And while the fundamentals of the football plan were certainly basic, they were well worked and did generally produce a few goals, at least in qualifying.
When it came to Euro ‘92, Ireland missed out on making it to the finals by just a point after a campaign in which the team had drawn all four of its games against its chief qualification rivals. Letting a 3-1 lead in Poland slip was the most obvious cause of the failure but even a 1-0 win in the home game would put them through with twice as many goals scored as an England side that included Gary Lineker. Two years later, they qualified for USA ‘94 behind Spain having scored four times more than third placed side Denmark.
There were frustrations along the way for sure but Charlton’s self-belief only increased and the players quickly began to buy into his vision of what Ireland could achieve if they pulled together.
The players, for the most part, laughed at his foibles but generally accepted they were collectively on to something and revelled in the success.
He had some very good ones to choose from but the fundamentals of the plan was, in his eyes, much bigger than any of them and that meant there would inevitably be victims, with Liam Brady likely from an early stage to top the list.
Brady was clearly not the player he had been in September ‘89 but it is still hard to imagine that any Irish manager of the team could have ditched the country’s most talented footballer at that particular point in time. Charlton, though, felt it needed to be done.
There really is no excusing the way he did it, however, humiliating the midfielder so as to make his point by substituting him 35 minutes into a friendly with West Germany and then claiming he should have done it after 15.
The manner of it was, however, seen as a firm statement of his authority and warning to others and the team marched on.
Though they had gone out in the group stage, the team never quite, in many ways, matched the achievement of the performance Germany in 1988, the country’s joyous first ever appearance at a major international championship.
There was huge pride taken in the win over England and the nature of the displays against the Soviet Union and the Netherlands, in part because of the surprise the team had generated abroad. By the time Italia’90 came around the Irish people were ready for the party but there were plenty of highlights with some outstanding results and no end of stories.
By the qualifying stages of Euro ‘96, the cracks were obvious, though, and the second competitive home defeat of his reign, against Austria, confirmed the growing sense that the team was running out of steam and so his time was running out.
The manner of the defeats at the end of that campaign, though, first in Portugal in November then the following month to the Dutch at Anfield, made his Ireland side look suddenly hopelessly anachronistic. Two more tactically developed teams that capitalised on the abilities of technically gifted players looked entirely untroubled by Ireland’s approach.

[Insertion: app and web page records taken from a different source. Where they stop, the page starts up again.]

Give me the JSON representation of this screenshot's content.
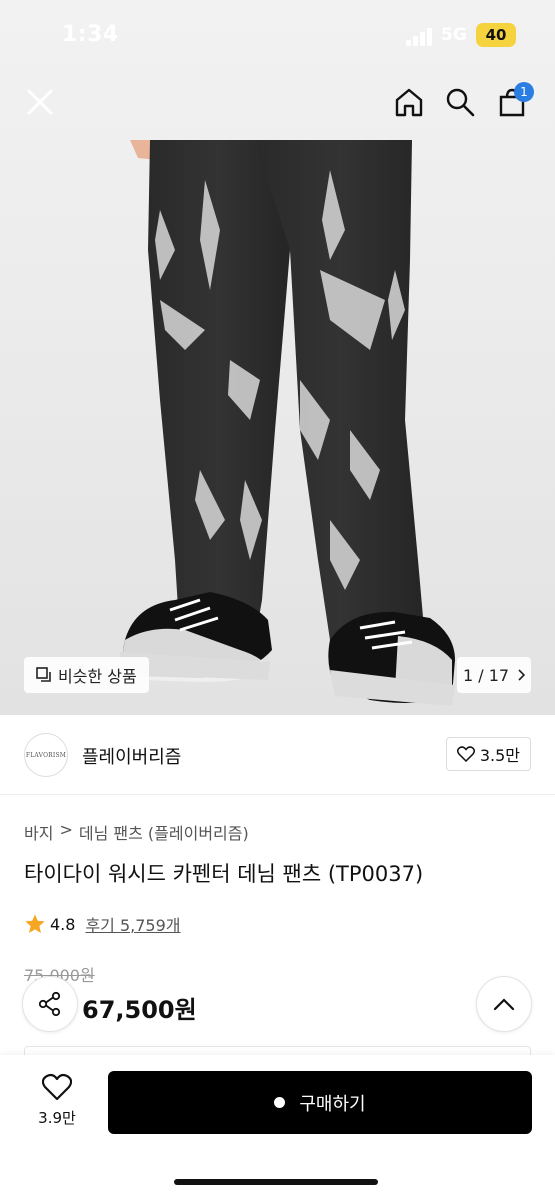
{
  "status_bar": {
    "time": "1:34",
    "network": "5G",
    "battery": "40"
  },
  "nav": {
    "cart_count": "1"
  },
  "gallery": {
    "similar_label": "비슷한 상품",
    "current": "1",
    "total": "17"
  },
  "brand": {
    "logo_text": "FLAVORISM",
    "name": "플레이버리즘",
    "likes": "3.5만"
  },
  "product": {
    "breadcrumb": [
      "바지",
      "데님 팬츠 (플레이버리즘)"
    ],
    "title": "타이다이 워시드 카펜터 데님 팬츠 (TP0037)",
    "rating": "4.8",
    "review_link": "후기 5,759개",
    "original_price": "75,000원",
    "sale_price": "67,500원"
  },
  "bottom_bar": {
    "wish_count": "3.9만",
    "buy_label": "구매하기"
  },
  "colors": {
    "accent_blue": "#2a7de1",
    "rating_star": "#f5a623",
    "buy_button": "#000000",
    "battery": "#f5d33f"
  }
}
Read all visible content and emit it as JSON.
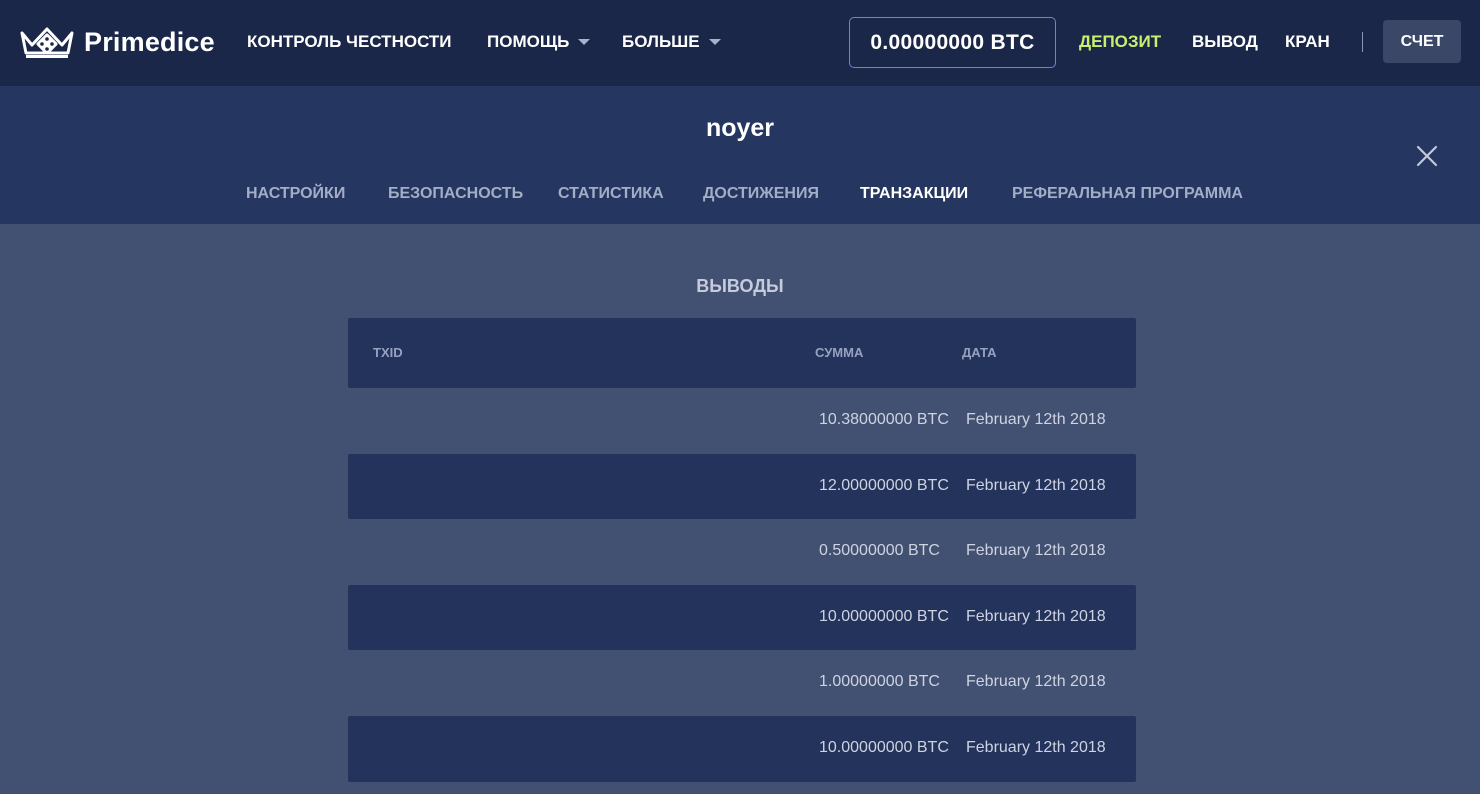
{
  "brand": {
    "name": "Primedice"
  },
  "nav": {
    "fairness": "КОНТРОЛЬ ЧЕСТНОСТИ",
    "help": "ПОМОЩЬ",
    "more": "БОЛЬШЕ",
    "balance": "0.00000000 BTC",
    "deposit": "ДЕПОЗИТ",
    "withdraw": "ВЫВОД",
    "faucet": "КРАН",
    "account": "СЧЕТ"
  },
  "colors": {
    "topbar": "#1b2748",
    "header": "#253761",
    "page": "#425071",
    "accent_deposit": "#c9ee70",
    "balance_border": "#6d83d8"
  },
  "profile": {
    "username": "noyer",
    "tabs": [
      {
        "label": "НАСТРОЙКИ"
      },
      {
        "label": "БЕЗОПАСНОСТЬ"
      },
      {
        "label": "СТАТИСТИКА"
      },
      {
        "label": "ДОСТИЖЕНИЯ"
      },
      {
        "label": "ТРАНЗАКЦИИ"
      },
      {
        "label": "РЕФЕРАЛЬНАЯ ПРОГРАММА"
      }
    ],
    "active_tab": "ТРАНЗАКЦИИ"
  },
  "withdrawals": {
    "title": "ВЫВОДЫ",
    "columns": [
      "TXID",
      "СУММА",
      "ДАТА"
    ],
    "rows": [
      {
        "txid": "",
        "amount": "10.38000000 BTC",
        "date": "February 12th 2018"
      },
      {
        "txid": "",
        "amount": "12.00000000 BTC",
        "date": "February 12th 2018"
      },
      {
        "txid": "",
        "amount": "0.50000000 BTC",
        "date": "February 12th 2018"
      },
      {
        "txid": "",
        "amount": "10.00000000 BTC",
        "date": "February 12th 2018"
      },
      {
        "txid": "",
        "amount": "1.00000000 BTC",
        "date": "February 12th 2018"
      },
      {
        "txid": "",
        "amount": "10.00000000 BTC",
        "date": "February 12th 2018"
      }
    ]
  }
}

The pity of it was that he did not see or publicly recognise that he had stayed too long or that those in charge simply had to move on. The level of expectation faced by the managers who were to succeed him, though, would never be the same. The Irish public were now primed to the belief that their football team was entitled to a place at the game’s top table even if the rest of the world often wondered why.